While a person’s biological sex is assigned before birth — male or female — gender identity can change. Gender refers to a person’s social identity as male, female, transgender, or non-binary.
The goal of the study, conducted with colleagues at the University of California San Francisco and the University of Massachusetts Memorial Medical Center, was to highlight the most urgent issues related to LGBTQ people with Parkinson’s and other movement disorders.
First, most medical records list male or female sex, but not gender identity, which “continues to limit our research,” Lin said. Knowing if a Parkinson’s patient identifies as LGBTQ could help professionals in better treating movement and mood disorders.
Parkinson’s is characterized by the loss of nerve cells that control body movement. This can lead to motor difficulties as well as sleep problems, cognitive issues, slurred speech, and mood disorders such as anxiety and depression. Patients, as a result, often experience higher rates of social isolation.
Social isolation is also known to be more common among members of the LGBTQ community than the public at large. A sense of isolation can be greater in a person who is LGBTQ with Parkinson’s for this reason, worsening non-motor symptoms such as mood disorders.
Gender-affirming hormones, such as testosterone and estrogen, are also prescribed to help match a transgender person’s body with their identity. While studies suggest testosterone does not affect Parkinson’s symptoms, the influence of estrogen on Parkinson’s is inconclusive. Some studies show protective benefits in terms of an easing of certain symptoms. Others report more motor fluctuations in women with Parkinson’s than men, raising questions about estrogen as potentially protective.
“It is possible that trans women with Parkinson’s who take estrogen may see better or worse motor symptoms, which requires future research to tell us,” Lin said. “This is particularly important, as counseling about the stopping or altering of gender-affirming hormone for a transgender person, if necessary, is drastically different from that for postmenopausal or contraception purpose, considering the medical necessity of gender-affirming hormone to maintain mental health and life quality.”
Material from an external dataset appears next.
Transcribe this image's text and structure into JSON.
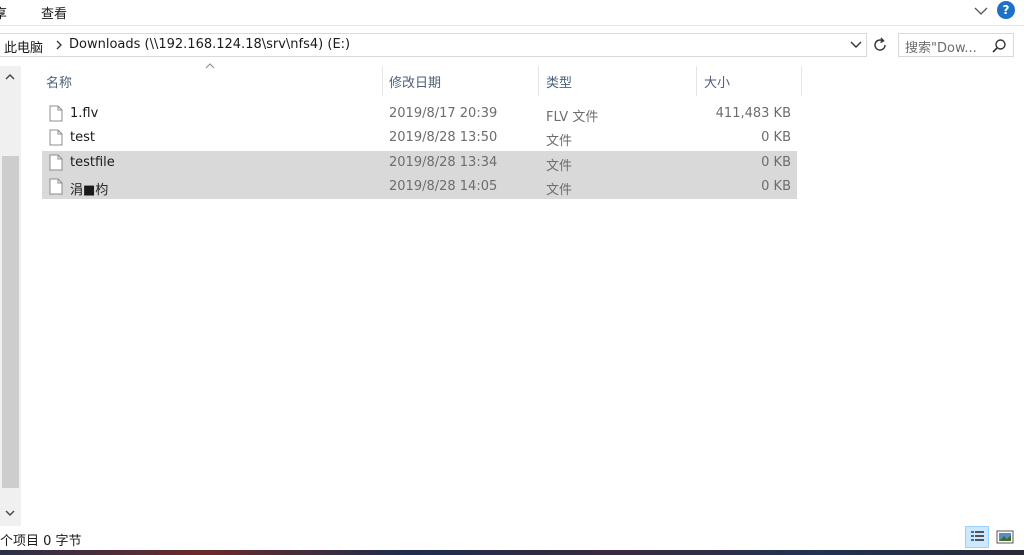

Additionally, many people in a same-sex marriage or who identify as transgender are not comfortable speaking to their doctor about sexual or gender identity due to ongoing LGBTQ stigma and discrimination.
“We need to create a safe environment in healthcare institutions to disclose sexual orientation and gender identity to better impact care and access to resources,” the researchers wrote.
Older adults within the LGBTQ community can be especially vulnerable. “It is not uncommon to see higher rates of violence or verbal abuse in nursing homes aimed at LGBTQ residents,” Lin said.
To date, there are no established guidelines for LGBTQ patient care for use by Parkinson’s-related multidisciplinary healthcare teams or treatment facilities, the study noted. Greater advocacy and policies are needed to address the care difficulties experienced by members of this community, and to improve treatment and care for those with Parkinson’s.
“There are currently no guidelines at national or state level to help provide better care for the LGBTQ+ community,” Lin said. “There is a critical need for literature and best practices.”
Guideline recommendations included educating healthcare workers about LGBTQ-related terminology, providing lists of LGBTQ-friendly providers, and establishing approaches that help encourage LGBTQ members to speak more comfortably with their doctors and nurses. Lin and his colleagues also noted that more inclusive support groups are needed within organizations and institutions.
When asked what advice he had for the LGBTQ Parkinson’s community, he said, “Do not be afraid to reveal your identity and community. I feel people in the medical community are relatively open-minded.
“If you are uncomfortable with your current specialist, reach out to other providers who may be able to give LGBTQ+ customized care,” added Lin. “Telemedicine allows most people to find the right provider now. Also, try to be active in participating in clinical research and trials. Don’t be afraid to reveal who you are.”